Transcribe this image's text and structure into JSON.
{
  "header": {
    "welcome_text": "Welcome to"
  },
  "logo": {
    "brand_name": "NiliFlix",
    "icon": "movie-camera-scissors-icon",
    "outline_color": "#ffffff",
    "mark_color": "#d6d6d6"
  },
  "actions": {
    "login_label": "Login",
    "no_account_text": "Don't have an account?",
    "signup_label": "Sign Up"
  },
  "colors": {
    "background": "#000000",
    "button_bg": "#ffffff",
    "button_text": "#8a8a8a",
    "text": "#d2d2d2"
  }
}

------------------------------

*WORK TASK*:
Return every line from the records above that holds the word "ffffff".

*WRITTEN RESPONSE*:
    "outline_color": "#ffffff",
    "button_bg": "#ffffff",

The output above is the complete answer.